The stillness between us ended quickly, being that he was much less interested in waiting than I. Realizing that his flight instincts hadn’t helped him as he’d hoped, he went for the next best thing–fighting. He was surely a trained fighter, but I had a knife and he didn’t. Before he’d moved more than a step toward me, I gave him pause with the harshest growl I could muster.
“Don’t be a fool.” It was all I said, but the flash of steel from my hunting piece in the moonlight spoke loudly enough to convey my implications to him. He stepped back in aggitation, and threw the pack he’d been carrying down on the ground.
“Fine, if you want your junk back, you can have it. I don’t need it anyway! I can take care of myself.” He spat the words, more than spoke them, but his eyes were fixed on the ground. He was still such a kid; couldn’t even look a man in the eyes.
“If you needed supplies, all you would have needed to do was ask.” The sternness still hadn’t left my voice. “Why…”
“Don’t ask me any more questions, okay.”
For the first time since I’d met him, my young guest, intruder, thief had let down his guard, looked me square in the eye, and had spoken plainly.
“Look, I know I should have just talked to you, but things aren’t that easy. The more you know about me, the easier it will be for them to track me. I never should have stopped here, and I apologize that all I’ve been is trouble. All I really want to do is get far away from this place, and I would really appreciate it if you’d just let me go. If you have supplies that you’d be willing to give me, I would be very grateful, but I really just need to get out of here.”

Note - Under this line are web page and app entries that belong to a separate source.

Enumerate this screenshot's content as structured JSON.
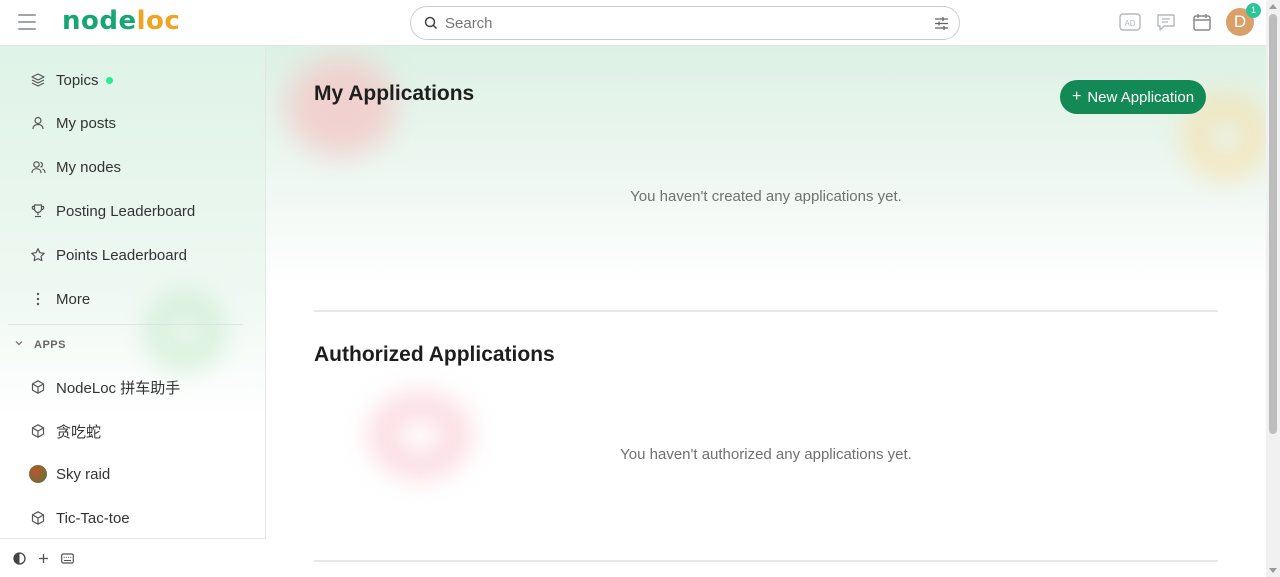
{
  "header": {
    "logo_part1": "node",
    "logo_part2": "loc",
    "search_placeholder": "Search",
    "notification_count": "1",
    "avatar_letter": "D"
  },
  "sidebar": {
    "nav": [
      {
        "label": "Topics",
        "icon": "layers-icon"
      },
      {
        "label": "My posts",
        "icon": "user-icon"
      },
      {
        "label": "My nodes",
        "icon": "users-icon"
      },
      {
        "label": "Posting Leaderboard",
        "icon": "trophy-icon"
      },
      {
        "label": "Points Leaderboard",
        "icon": "star-icon"
      },
      {
        "label": "More",
        "icon": "more-vertical-icon"
      }
    ],
    "apps_heading": "APPS",
    "apps": [
      {
        "label": "NodeLoc 拼车助手",
        "icon": "cube-icon"
      },
      {
        "label": "贪吃蛇",
        "icon": "cube-icon"
      },
      {
        "label": "Sky raid",
        "icon": "app-avatar"
      },
      {
        "label": "Tic-Tac-toe",
        "icon": "cube-icon"
      }
    ]
  },
  "main": {
    "my_apps_title": "My Applications",
    "new_app_button": "New Application",
    "my_apps_empty": "You haven't created any applications yet.",
    "authorized_title": "Authorized Applications",
    "authorized_empty": "You haven't authorized any applications yet."
  },
  "colors": {
    "brand_green": "#16a673",
    "brand_orange": "#f0a424",
    "button_green": "#138a56",
    "online_dot": "#2ee896"
  }
}
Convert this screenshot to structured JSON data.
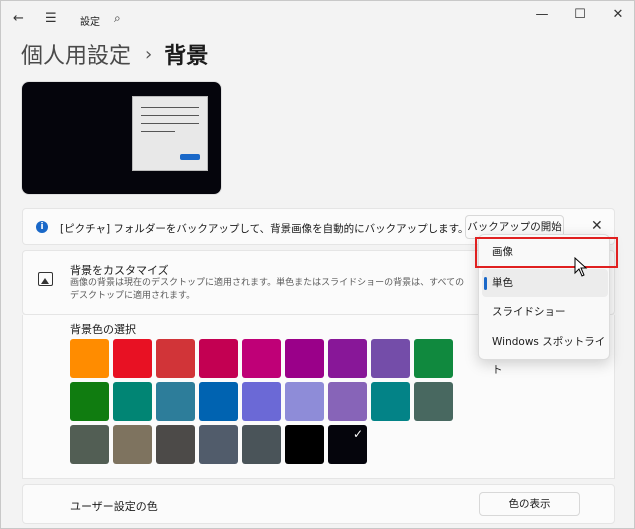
{
  "titlebar": {
    "title": "設定"
  },
  "breadcrumb": {
    "parent": "個人用設定",
    "separator": "›",
    "current": "背景"
  },
  "infobar": {
    "text": "[ピクチャ] フォルダーをバックアップして、背景画像を自動的にバックアップします。",
    "button": "バックアップの開始",
    "close": "✕"
  },
  "customize": {
    "title": "背景をカスタマイズ",
    "description": "画像の背景は現在のデスクトップに適用されます。単色またはスライドショーの背景は、すべてのデスクトップに適用されます。"
  },
  "colors": {
    "title": "背景色の選択",
    "swatches": [
      "#ff8c00",
      "#e81123",
      "#d13438",
      "#c30052",
      "#bf0077",
      "#9a0089",
      "#881798",
      "#744da9",
      "#10893e",
      "#107c10",
      "#018574",
      "#2d7d9a",
      "#0063b1",
      "#6b69d6",
      "#8e8cd8",
      "#8764b8",
      "#038387",
      "#486860",
      "#525e54",
      "#7e735f",
      "#4c4a48",
      "#515c6b",
      "#4a5459",
      "#000000",
      "#05050c"
    ],
    "selected_index": 24
  },
  "custom_color": {
    "label": "ユーザー設定の色",
    "button": "色の表示"
  },
  "dropdown": {
    "options": [
      "画像",
      "単色",
      "スライドショー",
      "Windows スポットライト"
    ],
    "selected_index": 1,
    "highlighted_index": 0
  },
  "colors_accent": {
    "accent": "#1a68c8",
    "highlight_border": "#e02020"
  }
}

He fell silent and his eyes fell too. The troubled youth that I’d seen looking through his eyes only moments ago, now enveloped his entire posture.

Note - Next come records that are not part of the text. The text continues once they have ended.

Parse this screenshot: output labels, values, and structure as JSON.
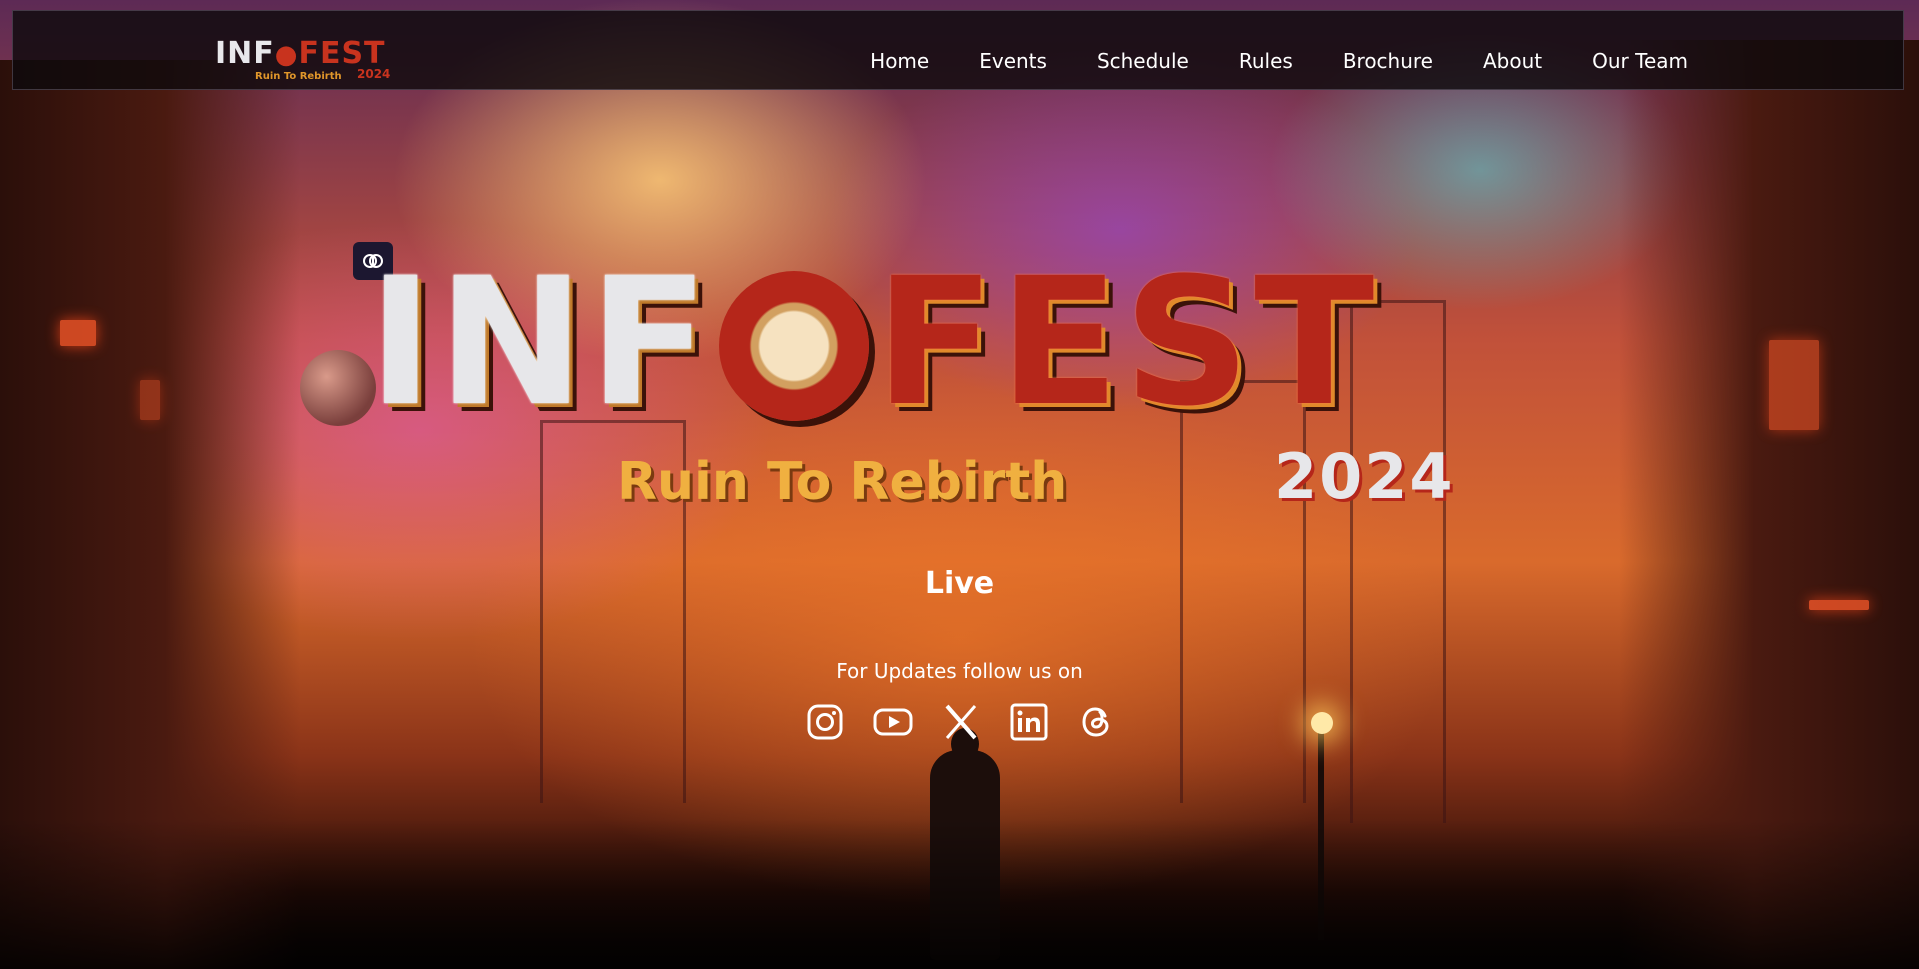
{
  "logo": {
    "word_white": "INF",
    "word_red": "FEST",
    "tagline": "Ruin To Rebirth",
    "year": "2024"
  },
  "nav": {
    "items": [
      {
        "label": "Home"
      },
      {
        "label": "Events"
      },
      {
        "label": "Schedule"
      },
      {
        "label": "Rules"
      },
      {
        "label": "Brochure"
      },
      {
        "label": "About"
      },
      {
        "label": "Our Team"
      }
    ]
  },
  "hero": {
    "title_white": "INF",
    "title_red": "FEST",
    "tagline": "Ruin To Rebirth",
    "year": "2024",
    "status": "Live",
    "follow_text": "For Updates follow us on"
  },
  "socials": [
    {
      "icon": "instagram-icon"
    },
    {
      "icon": "youtube-icon"
    },
    {
      "icon": "x-icon"
    },
    {
      "icon": "linkedin-icon"
    },
    {
      "icon": "threads-icon"
    }
  ],
  "colors": {
    "accent_red": "#b5261a",
    "accent_gold": "#f0b040",
    "nav_bg": "#0e0a0c"
  }
}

“You don’t need a fight. You need a friend.” My voice had softened now, and, stepping forward, I put my hand firmly on his shoulder. “I don’t know who or what you’re running from, but I do know you’re going to need a better plan if you’re going to make it in these woods. You won’t find many in these parts as gracious as I. You’d probably be dead if you’d broken into anyone else’s home tonight. You don’t know how to hunt, trap, or lie for that matter.” I waited for his reaction. “If you’re going to live the life of a loner, you’ve got to be able to take care of yourself.”
“I can take care of myself.” He interjected.

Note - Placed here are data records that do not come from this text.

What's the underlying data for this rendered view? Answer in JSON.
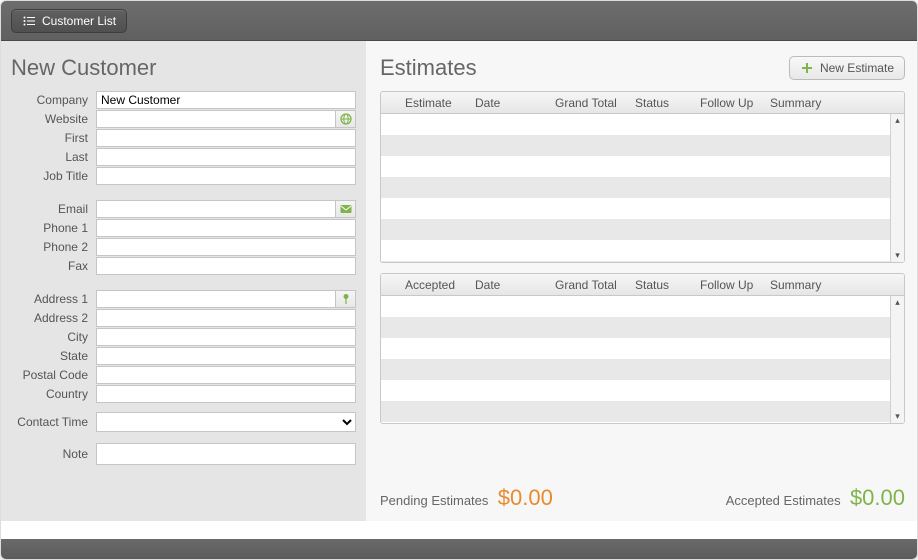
{
  "toolbar": {
    "customer_list_label": "Customer List"
  },
  "left": {
    "title": "New Customer",
    "labels": {
      "company": "Company",
      "website": "Website",
      "first": "First",
      "last": "Last",
      "job_title": "Job Title",
      "email": "Email",
      "phone1": "Phone 1",
      "phone2": "Phone 2",
      "fax": "Fax",
      "address1": "Address 1",
      "address2": "Address 2",
      "city": "City",
      "state": "State",
      "postal": "Postal Code",
      "country": "Country",
      "contact_time": "Contact Time",
      "note": "Note"
    },
    "values": {
      "company": "New Customer",
      "website": "",
      "first": "",
      "last": "",
      "job_title": "",
      "email": "",
      "phone1": "",
      "phone2": "",
      "fax": "",
      "address1": "",
      "address2": "",
      "city": "",
      "state": "",
      "postal": "",
      "country": "",
      "contact_time": "",
      "note": ""
    }
  },
  "right": {
    "title": "Estimates",
    "new_estimate_label": "New Estimate",
    "headers": {
      "estimate": "Estimate",
      "accepted": "Accepted",
      "date": "Date",
      "grand_total": "Grand Total",
      "status": "Status",
      "follow_up": "Follow Up",
      "summary": "Summary"
    },
    "pending_label": "Pending Estimates",
    "pending_value": "$0.00",
    "accepted_label": "Accepted Estimates",
    "accepted_value": "$0.00"
  },
  "icons": {
    "list": "list",
    "globe": "globe",
    "mail": "mail",
    "pin": "pin",
    "plus": "plus"
  }
}
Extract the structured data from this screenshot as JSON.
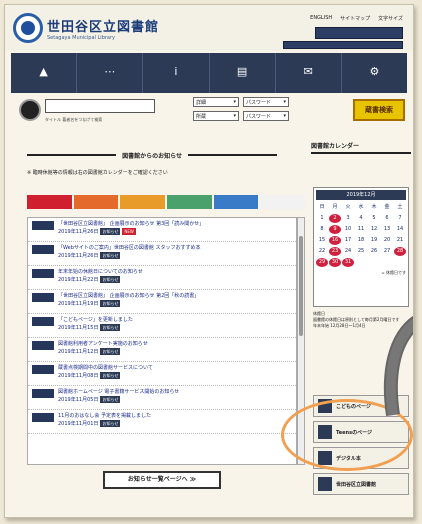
{
  "site": {
    "name": "世田谷区立図書館",
    "sub": "Setagaya Municipal Library"
  },
  "toplinks": [
    "ENGLISH",
    "サイトマップ",
    "文字サイズ"
  ],
  "nav": [
    {
      "label": "",
      "icon": "person-icon"
    },
    {
      "label": "",
      "icon": "search-icon"
    },
    {
      "label": "",
      "icon": "info-icon"
    },
    {
      "label": "",
      "icon": "book-icon"
    },
    {
      "label": "",
      "icon": "mail-icon"
    },
    {
      "label": "",
      "icon": "gear-icon"
    }
  ],
  "search": {
    "avatar_label": "",
    "hint": "タイトル 著者名をつなげて検索",
    "sel1": "詳細",
    "sel2": "パスワード",
    "sel3": "所蔵",
    "sel4": "パスワード",
    "button": "蔵書検索"
  },
  "recent": {
    "title": "図書館からのお知らせ"
  },
  "notice": "※ 臨時休館等の情報は右の図書館カレンダーをご確認ください",
  "tabs": [
    {
      "label": "",
      "color": "#d02030"
    },
    {
      "label": "",
      "color": "#e36a2a"
    },
    {
      "label": "",
      "color": "#e99b2a"
    },
    {
      "label": "",
      "color": "#4aa16b"
    },
    {
      "label": "",
      "color": "#3a7bc8"
    },
    {
      "label": "",
      "color": "#f2f2f2"
    }
  ],
  "items": [
    {
      "text": "「世田谷区立図書館」 企画展示のお知らせ 第3回「読み聞かせ」",
      "date": "2019年11月26日",
      "badge": "お知らせ",
      "new": true
    },
    {
      "text": "「Webサイトのご案内」世田谷区の図書館 スタッフおすすめ本",
      "date": "2019年11月26日",
      "badge": "お知らせ",
      "new": false
    },
    {
      "text": "年末年始の休館日についてのお知らせ",
      "date": "2019年11月22日",
      "badge": "お知らせ",
      "new": false
    },
    {
      "text": "「世田谷区立図書館」 企画展示のお知らせ 第2回「秋の読書」",
      "date": "2019年11月19日",
      "badge": "お知らせ",
      "new": false
    },
    {
      "text": "「こどもページ」を更新しました",
      "date": "2019年11月15日",
      "badge": "お知らせ",
      "new": false
    },
    {
      "text": "図書館利用者アンケート実施のお知らせ",
      "date": "2019年11月12日",
      "badge": "お知らせ",
      "new": false
    },
    {
      "text": "蔵書点検期間中の図書館サービスについて",
      "date": "2019年11月08日",
      "badge": "お知らせ",
      "new": false
    },
    {
      "text": "図書館ホームページ 電子書籍サービス開始のお知らせ",
      "date": "2019年11月05日",
      "badge": "お知らせ",
      "new": false
    },
    {
      "text": "11月のおはなし会 予定表を掲載しました",
      "date": "2019年11月01日",
      "badge": "お知らせ",
      "new": false
    }
  ],
  "more_label": "お知らせ一覧ページへ ≫",
  "calendar": {
    "title": "図書館カレンダー",
    "month": "2019年12月",
    "days": [
      "日",
      "月",
      "火",
      "水",
      "木",
      "金",
      "土",
      "1",
      "2",
      "3",
      "4",
      "5",
      "6",
      "7",
      "8",
      "9",
      "10",
      "11",
      "12",
      "13",
      "14",
      "15",
      "16",
      "17",
      "18",
      "19",
      "20",
      "21",
      "22",
      "23",
      "24",
      "25",
      "26",
      "27",
      "28",
      "29",
      "30",
      "31",
      "",
      "",
      "",
      ""
    ],
    "holidays": [
      "2",
      "9",
      "16",
      "23",
      "28",
      "29",
      "30",
      "31"
    ],
    "legend": "= 休館日です"
  },
  "info": "休館日\n図書館の休館日は原則として毎月第2月曜日です\n年末年始 12月28日～1月4日",
  "side_buttons": [
    {
      "label": "こどものページ"
    },
    {
      "label": "Teensのページ"
    },
    {
      "label": "デジタル本"
    },
    {
      "label": "世田谷区立図書館"
    }
  ]
}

“I think tonight’s events prove otherwise.” His eyes admitted his agreement.
“Now, if you want to get in that canoe and head off into the darkness, that’s your prerogative, but these woods are not tame. The farther north you travel, the more dangerous they become. This river, for one, turns into white water just a day and a half upstream from here. Then there are the mountains, and the Namerians beyond them. If you want to survive, you’re going to need a plan. That’s just all there is to it.”
He stood looking torn for several minutes, then nodded like he’d arrived at some internal resolve. “So you’ll help me, then?”
I laughed, “Well, it appears I just volunteered myself!”
He smiled, but his determination had returned. “What do we do first?”
“I’d say we should move this canoe off the water to start with, but first things first. For the last time, what is your name, son?”
The last bit of reluctance fell away from him, as his eyes looked through the growing dawn into mine. “I am Gnamel, son of Leen, nephew of King Garman of Calderwood.”
~By C. Evans